On the sugar tax, Michael Noonan explained his reasoning in delaying it to Mary Wilson (and how Northern Ireland had a big impact on it):

I intended about a year ago to do it this year. I was looking at what they’re doing in the UK and they’re introducing it in January 2018. The supply lines are very connected between the UK and Ireland and very connected into Northern Ireland. The final straw was once Brexit came, I said we need to align the two taxes.

I don’t want boot-loads of soft drinks coming down from Newry.


Source: RTÉ Radio 1/SoundCloud

A small but welcome part of the Budget: dental and optical benefits – which were taken away from PRSI workers during the depths of the recession – are to be restored.

2.3 million people (all PRSI employees and the self-employed) will be able to  avail of free teeth cleaning and money towards glasses. Dazzling white teeth all around!

giphy

25/8/2016. Sinn Fein Tax Changes Source: Sam Boal/RollingNews.ie

Strong words from Pearse Doherty, Sinn Féin’s spokesperson for finance, on today’s Budget.

“It has done what Bertie Ahern would have done if he was still in power,” he told RTE Radio One’s DriveTime programme.

“It’s basically made sure that anybody and anyone was satisfied so it’s politically proofed but it doesn’t actually transform anything.”

Quick poll: Now that the Budget is in and we know all the details, what do you think of it?


Poll Results:





On Snapchat? So are we. Our editor Susan Daly has been Snapchatting all the main points from today’s Budget with a frankly magnificent array of props. Check us out @thejournal.ie

pjimage

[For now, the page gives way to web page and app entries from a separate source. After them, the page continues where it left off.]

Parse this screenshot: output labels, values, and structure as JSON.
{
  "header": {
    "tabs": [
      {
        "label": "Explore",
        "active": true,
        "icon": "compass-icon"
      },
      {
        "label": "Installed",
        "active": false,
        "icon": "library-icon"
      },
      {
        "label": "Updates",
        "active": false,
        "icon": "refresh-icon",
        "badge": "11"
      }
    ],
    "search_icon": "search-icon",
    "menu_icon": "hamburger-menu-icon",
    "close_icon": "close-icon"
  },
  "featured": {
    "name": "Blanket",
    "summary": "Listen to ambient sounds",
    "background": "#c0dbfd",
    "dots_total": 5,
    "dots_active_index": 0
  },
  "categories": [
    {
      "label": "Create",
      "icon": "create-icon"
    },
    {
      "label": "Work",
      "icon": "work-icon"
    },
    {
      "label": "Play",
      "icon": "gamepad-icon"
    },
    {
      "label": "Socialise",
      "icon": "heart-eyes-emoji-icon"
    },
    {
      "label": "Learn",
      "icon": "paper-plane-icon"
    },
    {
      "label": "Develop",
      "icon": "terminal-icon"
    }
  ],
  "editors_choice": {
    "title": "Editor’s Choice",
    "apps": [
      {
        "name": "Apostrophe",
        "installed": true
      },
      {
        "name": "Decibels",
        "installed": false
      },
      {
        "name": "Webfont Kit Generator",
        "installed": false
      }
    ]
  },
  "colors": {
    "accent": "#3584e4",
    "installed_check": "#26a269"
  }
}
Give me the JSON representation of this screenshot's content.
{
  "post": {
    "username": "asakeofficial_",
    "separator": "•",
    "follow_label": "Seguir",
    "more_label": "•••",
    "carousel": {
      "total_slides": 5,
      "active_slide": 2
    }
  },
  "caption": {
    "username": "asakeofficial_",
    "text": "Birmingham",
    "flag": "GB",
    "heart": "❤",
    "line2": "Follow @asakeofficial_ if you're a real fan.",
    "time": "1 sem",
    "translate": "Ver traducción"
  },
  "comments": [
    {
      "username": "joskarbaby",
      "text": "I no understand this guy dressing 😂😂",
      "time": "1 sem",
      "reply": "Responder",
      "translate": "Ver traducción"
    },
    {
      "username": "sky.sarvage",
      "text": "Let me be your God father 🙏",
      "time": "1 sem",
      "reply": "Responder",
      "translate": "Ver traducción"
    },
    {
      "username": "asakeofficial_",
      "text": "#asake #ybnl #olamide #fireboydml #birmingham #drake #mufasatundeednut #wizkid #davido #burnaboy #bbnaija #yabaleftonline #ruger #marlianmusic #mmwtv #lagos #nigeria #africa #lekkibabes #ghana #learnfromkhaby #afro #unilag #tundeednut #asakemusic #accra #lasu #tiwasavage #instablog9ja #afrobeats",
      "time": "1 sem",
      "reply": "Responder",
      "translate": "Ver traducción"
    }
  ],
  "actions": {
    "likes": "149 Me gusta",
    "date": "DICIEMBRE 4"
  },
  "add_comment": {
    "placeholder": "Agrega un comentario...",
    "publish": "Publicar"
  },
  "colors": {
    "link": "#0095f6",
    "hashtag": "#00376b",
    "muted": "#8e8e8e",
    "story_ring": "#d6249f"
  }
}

Ok folks, we’re going to call it a night on this liveblog. Thanks for all your comments, tweets, poll votes and emails – as always, they’re much appreciated. Our coverage on the site will be continuing throughout the evening.

>> Budget Calculator: See how Budget 2017 affects your pocket <<

We’re going to be putting your post-Budget questions on housing and children to Ministers Simon Coveney and Katherine Zappone live on Facebook at 7pm on Wednesday night. Got any questions you’d like them to answer? Send them to editor@thejournal.ie.

Thanks all, and good night.

200 (1)

About the author:

TheJournal.ie Staff

COMMENTS (59)

This is YOUR comments community. Stay civil, stay constructive, stay on topic. Please familiarise yourself with our comments policy here before taking part.
write a comment

Leave a commentcancel

Trending Tags